During young John’s tenure, he appears to have adopted the mentality of more and bigger are better. The first trouble came to young John in December 1806, when he squared off over a debt with the wily David Green and lost. While David Green had the reputation for filing suit against practically anyone he did business with, John Woods was sued by many. He was constantly being hauled into court for the nonpayment of debts. The pace escalated a bit In 1809 when he borrowed five hundred dollars from Abraham Biglow of Cambridge using the Mistress and her domain as collateral. The money was to be repaid by January 1811; however, the loan was not satisfied until December 1817.

After John’s father died in 1823, the impetuous spending spree escalated to a much grander scale. Nothing in town records, the records of any of the neighboring towns or the records of the state archives give a place of burial for John Jr. The same is true for Hannah, John Jr’s. wife. Could it be they’re buried somewhere on the Mistress’s domain? This is not beyond a reasonable possibility. Maybe young John didn’t have the money to give his father and mother a proper funeral. Paupers were buried in the old burying ground and no one knows where they’re buried.

From the late 1820s continuing into 1830 and 1831, young John signed a number of notes for amounts as small as eight dollars to as much as one hundred dollars. The notes were undoubtedly being used in payment for renovations to the Mistress, as they were given to cabinet makers, yeoman, husbandmen, blacksmiths and others. However, these notes were nickel and dime stuff compared to what else was going on. Young John borrowed twelve hundred dollars from John Popkin in Cambridge, five hundred dollars from Simon Farnsworth of Millbury and five hundred dollars from John Cummings in Dunstable. These large amounts were secured by the Mistress as collateral. Young John claimed his acreage increased with each borrowed dollar, while the reality is, the Mistress’s domain didn’t increase in size at all.

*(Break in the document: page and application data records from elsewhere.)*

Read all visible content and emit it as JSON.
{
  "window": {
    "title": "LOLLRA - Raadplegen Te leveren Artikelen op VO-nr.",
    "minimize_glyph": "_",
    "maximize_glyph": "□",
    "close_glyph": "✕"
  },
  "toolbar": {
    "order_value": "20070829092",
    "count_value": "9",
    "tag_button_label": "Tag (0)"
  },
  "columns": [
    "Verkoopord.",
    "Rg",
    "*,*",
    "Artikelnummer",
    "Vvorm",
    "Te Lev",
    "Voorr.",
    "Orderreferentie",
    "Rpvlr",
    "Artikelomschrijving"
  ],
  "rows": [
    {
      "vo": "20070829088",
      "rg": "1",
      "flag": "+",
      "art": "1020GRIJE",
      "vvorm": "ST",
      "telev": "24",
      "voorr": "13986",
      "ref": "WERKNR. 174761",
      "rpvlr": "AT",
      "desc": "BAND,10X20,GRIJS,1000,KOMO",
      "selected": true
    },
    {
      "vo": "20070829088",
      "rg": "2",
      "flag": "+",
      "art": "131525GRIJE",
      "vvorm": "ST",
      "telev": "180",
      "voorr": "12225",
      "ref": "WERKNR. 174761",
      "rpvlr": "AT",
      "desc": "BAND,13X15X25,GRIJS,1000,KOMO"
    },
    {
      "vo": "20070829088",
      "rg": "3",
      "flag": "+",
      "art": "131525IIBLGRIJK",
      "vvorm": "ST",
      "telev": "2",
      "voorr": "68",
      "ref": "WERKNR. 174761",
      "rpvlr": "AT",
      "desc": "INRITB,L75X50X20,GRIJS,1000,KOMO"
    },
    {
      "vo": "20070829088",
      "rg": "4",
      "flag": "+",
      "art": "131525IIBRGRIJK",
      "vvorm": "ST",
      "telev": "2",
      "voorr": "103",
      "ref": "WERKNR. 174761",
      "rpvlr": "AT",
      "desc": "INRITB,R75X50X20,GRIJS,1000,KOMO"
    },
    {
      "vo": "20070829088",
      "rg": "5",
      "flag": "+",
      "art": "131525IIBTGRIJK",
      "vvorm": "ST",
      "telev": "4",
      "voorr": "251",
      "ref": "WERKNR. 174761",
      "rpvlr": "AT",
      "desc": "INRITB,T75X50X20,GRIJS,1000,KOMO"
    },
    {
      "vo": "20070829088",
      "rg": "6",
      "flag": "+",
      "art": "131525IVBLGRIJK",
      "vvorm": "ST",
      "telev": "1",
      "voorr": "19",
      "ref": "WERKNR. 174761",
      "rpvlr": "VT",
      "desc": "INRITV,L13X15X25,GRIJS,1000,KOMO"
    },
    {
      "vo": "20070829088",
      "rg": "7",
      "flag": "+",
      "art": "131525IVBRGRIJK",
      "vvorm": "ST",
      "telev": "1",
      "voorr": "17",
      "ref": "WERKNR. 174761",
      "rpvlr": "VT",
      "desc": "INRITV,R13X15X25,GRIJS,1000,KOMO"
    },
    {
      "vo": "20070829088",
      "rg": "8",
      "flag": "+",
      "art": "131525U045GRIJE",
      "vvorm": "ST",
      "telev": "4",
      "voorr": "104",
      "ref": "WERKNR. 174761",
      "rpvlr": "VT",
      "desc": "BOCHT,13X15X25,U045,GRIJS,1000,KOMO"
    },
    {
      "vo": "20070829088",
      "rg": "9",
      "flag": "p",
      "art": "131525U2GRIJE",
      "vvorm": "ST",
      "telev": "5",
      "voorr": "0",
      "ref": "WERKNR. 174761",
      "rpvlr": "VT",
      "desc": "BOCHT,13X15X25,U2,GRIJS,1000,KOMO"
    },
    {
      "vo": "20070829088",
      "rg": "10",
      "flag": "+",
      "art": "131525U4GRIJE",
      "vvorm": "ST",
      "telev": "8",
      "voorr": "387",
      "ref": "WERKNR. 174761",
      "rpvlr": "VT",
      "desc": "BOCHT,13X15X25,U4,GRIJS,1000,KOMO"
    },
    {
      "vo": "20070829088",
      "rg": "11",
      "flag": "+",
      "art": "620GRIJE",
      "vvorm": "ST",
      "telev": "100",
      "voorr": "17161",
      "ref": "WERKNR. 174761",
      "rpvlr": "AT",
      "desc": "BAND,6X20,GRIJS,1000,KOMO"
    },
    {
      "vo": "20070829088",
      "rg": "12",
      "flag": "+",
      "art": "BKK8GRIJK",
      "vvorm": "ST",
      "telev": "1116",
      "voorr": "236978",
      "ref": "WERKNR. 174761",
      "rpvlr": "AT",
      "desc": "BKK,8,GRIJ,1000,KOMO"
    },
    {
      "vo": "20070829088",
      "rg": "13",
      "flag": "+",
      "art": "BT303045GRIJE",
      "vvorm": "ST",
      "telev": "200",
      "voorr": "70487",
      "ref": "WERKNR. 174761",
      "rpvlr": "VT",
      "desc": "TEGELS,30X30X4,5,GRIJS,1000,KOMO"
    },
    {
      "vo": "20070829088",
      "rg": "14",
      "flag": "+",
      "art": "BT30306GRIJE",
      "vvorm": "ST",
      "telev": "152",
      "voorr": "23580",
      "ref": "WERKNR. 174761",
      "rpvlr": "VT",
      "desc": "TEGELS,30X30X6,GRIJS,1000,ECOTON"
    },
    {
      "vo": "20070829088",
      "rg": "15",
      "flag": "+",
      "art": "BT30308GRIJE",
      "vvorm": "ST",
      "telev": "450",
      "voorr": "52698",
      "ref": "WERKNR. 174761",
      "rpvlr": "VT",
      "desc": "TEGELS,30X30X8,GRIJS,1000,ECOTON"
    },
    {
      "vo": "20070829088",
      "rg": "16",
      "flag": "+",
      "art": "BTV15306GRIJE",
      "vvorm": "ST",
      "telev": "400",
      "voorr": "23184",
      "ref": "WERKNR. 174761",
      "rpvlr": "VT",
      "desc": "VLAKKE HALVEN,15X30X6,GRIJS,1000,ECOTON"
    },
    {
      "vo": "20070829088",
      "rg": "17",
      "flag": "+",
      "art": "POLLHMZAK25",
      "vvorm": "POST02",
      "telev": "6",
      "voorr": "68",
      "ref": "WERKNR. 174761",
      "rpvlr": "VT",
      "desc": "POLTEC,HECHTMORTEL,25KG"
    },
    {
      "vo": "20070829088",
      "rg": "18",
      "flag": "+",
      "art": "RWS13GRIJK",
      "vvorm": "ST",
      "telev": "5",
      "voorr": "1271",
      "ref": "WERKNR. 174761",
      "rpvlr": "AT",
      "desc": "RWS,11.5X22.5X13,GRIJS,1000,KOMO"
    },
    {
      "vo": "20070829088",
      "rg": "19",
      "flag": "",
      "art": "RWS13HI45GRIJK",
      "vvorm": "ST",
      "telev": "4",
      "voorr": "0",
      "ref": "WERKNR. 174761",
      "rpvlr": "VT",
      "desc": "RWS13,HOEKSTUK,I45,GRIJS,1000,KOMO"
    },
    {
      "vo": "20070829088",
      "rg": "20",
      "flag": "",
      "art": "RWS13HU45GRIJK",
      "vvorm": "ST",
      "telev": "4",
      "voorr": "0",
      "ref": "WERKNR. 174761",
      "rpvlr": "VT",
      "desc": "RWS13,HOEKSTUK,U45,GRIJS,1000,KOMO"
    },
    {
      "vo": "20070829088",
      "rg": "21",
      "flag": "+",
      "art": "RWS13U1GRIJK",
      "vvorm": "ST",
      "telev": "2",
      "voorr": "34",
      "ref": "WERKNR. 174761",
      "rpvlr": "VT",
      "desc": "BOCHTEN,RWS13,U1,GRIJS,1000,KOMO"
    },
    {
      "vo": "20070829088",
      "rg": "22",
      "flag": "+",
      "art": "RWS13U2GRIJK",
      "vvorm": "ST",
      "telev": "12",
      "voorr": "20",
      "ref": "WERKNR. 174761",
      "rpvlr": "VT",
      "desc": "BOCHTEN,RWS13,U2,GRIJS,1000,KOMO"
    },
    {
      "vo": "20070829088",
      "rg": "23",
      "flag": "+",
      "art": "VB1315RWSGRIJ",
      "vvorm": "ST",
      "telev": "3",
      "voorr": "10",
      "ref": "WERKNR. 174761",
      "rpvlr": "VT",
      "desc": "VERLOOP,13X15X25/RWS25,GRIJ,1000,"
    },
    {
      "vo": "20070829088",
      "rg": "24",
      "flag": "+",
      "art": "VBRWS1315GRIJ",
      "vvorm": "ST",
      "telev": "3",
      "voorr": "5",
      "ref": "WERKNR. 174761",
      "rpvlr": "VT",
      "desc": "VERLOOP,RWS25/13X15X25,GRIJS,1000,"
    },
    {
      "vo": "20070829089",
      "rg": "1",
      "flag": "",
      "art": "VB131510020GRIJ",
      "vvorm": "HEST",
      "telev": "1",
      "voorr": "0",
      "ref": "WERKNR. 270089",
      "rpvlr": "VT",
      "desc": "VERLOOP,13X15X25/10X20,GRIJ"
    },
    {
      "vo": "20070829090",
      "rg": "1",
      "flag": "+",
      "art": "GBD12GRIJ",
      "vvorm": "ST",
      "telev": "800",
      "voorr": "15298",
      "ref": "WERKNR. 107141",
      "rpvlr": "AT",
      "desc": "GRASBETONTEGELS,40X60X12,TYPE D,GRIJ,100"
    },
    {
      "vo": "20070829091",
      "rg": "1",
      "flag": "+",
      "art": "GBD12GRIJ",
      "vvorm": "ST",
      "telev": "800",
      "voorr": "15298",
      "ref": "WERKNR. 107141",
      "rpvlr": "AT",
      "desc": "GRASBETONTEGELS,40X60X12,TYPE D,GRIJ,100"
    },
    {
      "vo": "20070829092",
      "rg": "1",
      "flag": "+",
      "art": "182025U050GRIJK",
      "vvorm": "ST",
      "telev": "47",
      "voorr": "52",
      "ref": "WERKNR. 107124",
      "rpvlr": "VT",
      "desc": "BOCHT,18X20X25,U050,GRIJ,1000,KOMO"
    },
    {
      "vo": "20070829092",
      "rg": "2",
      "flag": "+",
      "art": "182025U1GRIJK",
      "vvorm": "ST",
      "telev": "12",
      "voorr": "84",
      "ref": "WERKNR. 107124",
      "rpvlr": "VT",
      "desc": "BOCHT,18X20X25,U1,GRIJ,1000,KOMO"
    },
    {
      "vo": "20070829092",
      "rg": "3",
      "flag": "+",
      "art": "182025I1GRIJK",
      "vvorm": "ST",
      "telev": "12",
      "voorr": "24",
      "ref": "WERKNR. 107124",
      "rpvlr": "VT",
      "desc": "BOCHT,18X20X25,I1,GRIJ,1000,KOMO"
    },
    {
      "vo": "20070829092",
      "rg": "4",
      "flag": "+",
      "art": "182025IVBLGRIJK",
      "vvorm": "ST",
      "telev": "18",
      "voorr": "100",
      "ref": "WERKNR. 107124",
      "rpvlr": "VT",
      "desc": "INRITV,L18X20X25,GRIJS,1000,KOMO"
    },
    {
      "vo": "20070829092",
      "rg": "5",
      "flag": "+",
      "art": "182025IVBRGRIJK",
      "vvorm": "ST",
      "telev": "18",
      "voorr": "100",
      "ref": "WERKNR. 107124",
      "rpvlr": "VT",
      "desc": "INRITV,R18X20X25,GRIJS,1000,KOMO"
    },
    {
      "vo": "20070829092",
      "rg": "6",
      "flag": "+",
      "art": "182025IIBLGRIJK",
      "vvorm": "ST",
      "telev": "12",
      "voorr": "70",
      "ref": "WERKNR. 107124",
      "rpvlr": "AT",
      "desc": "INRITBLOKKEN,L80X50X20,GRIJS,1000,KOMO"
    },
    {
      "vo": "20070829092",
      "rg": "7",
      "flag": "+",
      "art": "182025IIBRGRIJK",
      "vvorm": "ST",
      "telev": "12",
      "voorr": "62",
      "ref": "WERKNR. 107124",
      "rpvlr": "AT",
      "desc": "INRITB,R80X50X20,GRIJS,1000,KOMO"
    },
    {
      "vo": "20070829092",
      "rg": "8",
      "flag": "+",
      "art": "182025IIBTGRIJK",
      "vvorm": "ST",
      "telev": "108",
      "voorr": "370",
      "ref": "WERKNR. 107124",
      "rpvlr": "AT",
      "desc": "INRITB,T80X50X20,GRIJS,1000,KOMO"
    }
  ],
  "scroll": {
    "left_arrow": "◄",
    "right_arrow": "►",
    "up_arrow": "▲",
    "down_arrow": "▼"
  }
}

As it turns out, young John’s son was in Concord jail for a debt he owed William Biscoe of Putnam County, Georgia, in the amount of $2,000. The reason for the debt isn’t stated in a suit against Charles, but some guesses can be made. Biscoe’s occupation is listed in the suit as being a merchant and Charles Woods’ occupation is listed as a “laborer alias trader.” You have to ask, what kind of business could Charles be involved in as a trader with someone in Georgia, who was a merchant. There are only two likely options to choose from. One is slavery and the other is cotton.

Caleb Butler represented William Biscoe, while Samuel Hoar and Luther Lawrence represented Charles Woods. For the period involved, slavery was not illegal in Massachusetts. Only the importation of slaves from Africa was against the law, but slavery was certainly frowned upon by many people.

By late 1830 or early 1831 young John knew he was in over his head and prepared to get out of Groton while the getting was good. He absconded to Brooklyn, New York, to escape debtors prison. This was a time in Massachusetts when debtors prison was a distinct possibility to anyone owing more than ten dollars. Young John Woods knew he could very well end up there if he stayed.

The collapse of young John’s unmanageable empire of debt began in February 1830. William Bancroft, a Middlesex County Deputy Sheriff, had an order of execution to carry out in favor of Frederick Blood and John Popkin. The result was an auction at Joseph Hoar’s house in Groton. Everything belonging to young John Woods was sold. The auction was advertised in Groton, Dunstable, and Pepperell and set off a frenzy among those who held signature notes, each wanting to salvage whatever they could. Suits swelled in numbers like hatching tadpoles in a pond on a warm summer day. The frenzy began in March 1831, and continued into 1832. All of the judgments were in favor of the plaintiffs, due to the non-appearance of young John Woods.

To be continued.